-------- Dataset content --------
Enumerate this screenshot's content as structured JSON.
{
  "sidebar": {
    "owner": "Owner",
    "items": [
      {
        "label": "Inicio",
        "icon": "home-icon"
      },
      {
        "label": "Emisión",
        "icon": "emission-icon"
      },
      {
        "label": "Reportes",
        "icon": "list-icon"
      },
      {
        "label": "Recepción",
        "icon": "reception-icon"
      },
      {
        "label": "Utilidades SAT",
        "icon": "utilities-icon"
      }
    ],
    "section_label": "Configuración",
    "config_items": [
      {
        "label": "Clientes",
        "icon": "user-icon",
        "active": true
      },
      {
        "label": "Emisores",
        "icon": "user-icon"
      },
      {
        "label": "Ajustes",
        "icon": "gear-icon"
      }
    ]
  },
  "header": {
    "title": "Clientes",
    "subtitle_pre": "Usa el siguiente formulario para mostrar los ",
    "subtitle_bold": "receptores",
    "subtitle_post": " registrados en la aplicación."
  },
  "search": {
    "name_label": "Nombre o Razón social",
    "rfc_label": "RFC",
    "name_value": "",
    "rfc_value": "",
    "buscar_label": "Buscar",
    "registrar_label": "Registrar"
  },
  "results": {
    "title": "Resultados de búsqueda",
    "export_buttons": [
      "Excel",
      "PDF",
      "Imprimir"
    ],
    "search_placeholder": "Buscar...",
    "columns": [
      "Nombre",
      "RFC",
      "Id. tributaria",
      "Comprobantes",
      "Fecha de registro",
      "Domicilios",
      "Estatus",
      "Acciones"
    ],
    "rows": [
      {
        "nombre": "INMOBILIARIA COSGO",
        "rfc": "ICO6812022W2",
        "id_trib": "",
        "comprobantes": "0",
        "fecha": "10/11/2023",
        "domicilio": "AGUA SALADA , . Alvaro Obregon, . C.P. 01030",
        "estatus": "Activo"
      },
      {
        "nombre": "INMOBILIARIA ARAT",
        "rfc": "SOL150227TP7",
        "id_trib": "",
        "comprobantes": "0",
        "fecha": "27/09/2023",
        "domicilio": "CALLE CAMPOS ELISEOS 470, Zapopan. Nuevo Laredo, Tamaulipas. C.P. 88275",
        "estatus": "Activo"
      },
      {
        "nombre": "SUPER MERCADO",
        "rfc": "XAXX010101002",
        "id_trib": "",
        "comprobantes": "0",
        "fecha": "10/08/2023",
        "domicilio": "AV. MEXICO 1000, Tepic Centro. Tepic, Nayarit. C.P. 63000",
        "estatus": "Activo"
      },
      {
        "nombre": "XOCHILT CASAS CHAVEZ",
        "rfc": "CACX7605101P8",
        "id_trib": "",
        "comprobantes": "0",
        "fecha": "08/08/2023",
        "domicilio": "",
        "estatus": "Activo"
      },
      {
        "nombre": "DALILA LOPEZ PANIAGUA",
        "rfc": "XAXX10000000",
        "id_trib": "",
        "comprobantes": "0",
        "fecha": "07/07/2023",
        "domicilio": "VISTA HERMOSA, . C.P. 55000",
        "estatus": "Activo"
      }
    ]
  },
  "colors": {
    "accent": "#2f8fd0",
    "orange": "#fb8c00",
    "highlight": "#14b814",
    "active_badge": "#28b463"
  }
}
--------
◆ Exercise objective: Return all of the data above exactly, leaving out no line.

◆ The completed task:
Enumerate this screenshot's content as structured JSON.
{
  "sidebar": {
    "owner": "Owner",
    "items": [
      {
        "label": "Inicio",
        "icon": "home-icon"
      },
      {
        "label": "Emisión",
        "icon": "emission-icon"
      },
      {
        "label": "Reportes",
        "icon": "list-icon"
      },
      {
        "label": "Recepción",
        "icon": "reception-icon"
      },
      {
        "label": "Utilidades SAT",
        "icon": "utilities-icon"
      }
    ],
    "section_label": "Configuración",
    "config_items": [
      {
        "label": "Clientes",
        "icon": "user-icon",
        "active": true
      },
      {
        "label": "Emisores",
        "icon": "user-icon"
      },
      {
        "label": "Ajustes",
        "icon": "gear-icon"
      }
    ]
  },
  "header": {
    "title": "Clientes",
    "subtitle_pre": "Usa el siguiente formulario para mostrar los ",
    "subtitle_bold": "receptores",
    "subtitle_post": " registrados en la aplicación."
  },
  "search": {
    "name_label": "Nombre o Razón social",
    "rfc_label": "RFC",
    "name_value": "",
    "rfc_value": "",
    "buscar_label": "Buscar",
    "registrar_label": "Registrar"
  },
  "results": {
    "title": "Resultados de búsqueda",
    "export_buttons": [
      "Excel",
      "PDF",
      "Imprimir"
    ],
    "search_placeholder": "Buscar...",
    "columns": [
      "Nombre",
      "RFC",
      "Id. tributaria",
      "Comprobantes",
      "Fecha de registro",
      "Domicilios",
      "Estatus",
      "Acciones"
    ],
    "rows": [
      {
        "nombre": "INMOBILIARIA COSGO",
        "rfc": "ICO6812022W2",
        "id_trib": "",
        "comprobantes": "0",
        "fecha": "10/11/2023",
        "domicilio": "AGUA SALADA , . Alvaro Obregon, . C.P. 01030",
        "estatus": "Activo"
      },
      {
        "nombre": "INMOBILIARIA ARAT",
        "rfc": "SOL150227TP7",
        "id_trib": "",
        "comprobantes": "0",
        "fecha": "27/09/2023",
        "domicilio": "CALLE CAMPOS ELISEOS 470, Zapopan. Nuevo Laredo, Tamaulipas. C.P. 88275",
        "estatus": "Activo"
      },
      {
        "nombre": "SUPER MERCADO",
        "rfc": "XAXX010101002",
        "id_trib": "",
        "comprobantes": "0",
        "fecha": "10/08/2023",
        "domicilio": "AV. MEXICO 1000, Tepic Centro. Tepic, Nayarit. C.P. 63000",
        "estatus": "Activo"
      },
      {
        "nombre": "XOCHILT CASAS CHAVEZ",
        "rfc": "CACX7605101P8",
        "id_trib": "",
        "comprobantes": "0",
        "fecha": "08/08/2023",
        "domicilio": "",
        "estatus": "Activo"
      },
      {
        "nombre": "DALILA LOPEZ PANIAGUA",
        "rfc": "XAXX10000000",
        "id_trib": "",
        "comprobantes": "0",
        "fecha": "07/07/2023",
        "domicilio": "VISTA HERMOSA, . C.P. 55000",
        "estatus": "Activo"
      }
    ]
  },
  "colors": {
    "accent": "#2f8fd0",
    "orange": "#fb8c00",
    "highlight": "#14b814",
    "active_badge": "#28b463"
  }
}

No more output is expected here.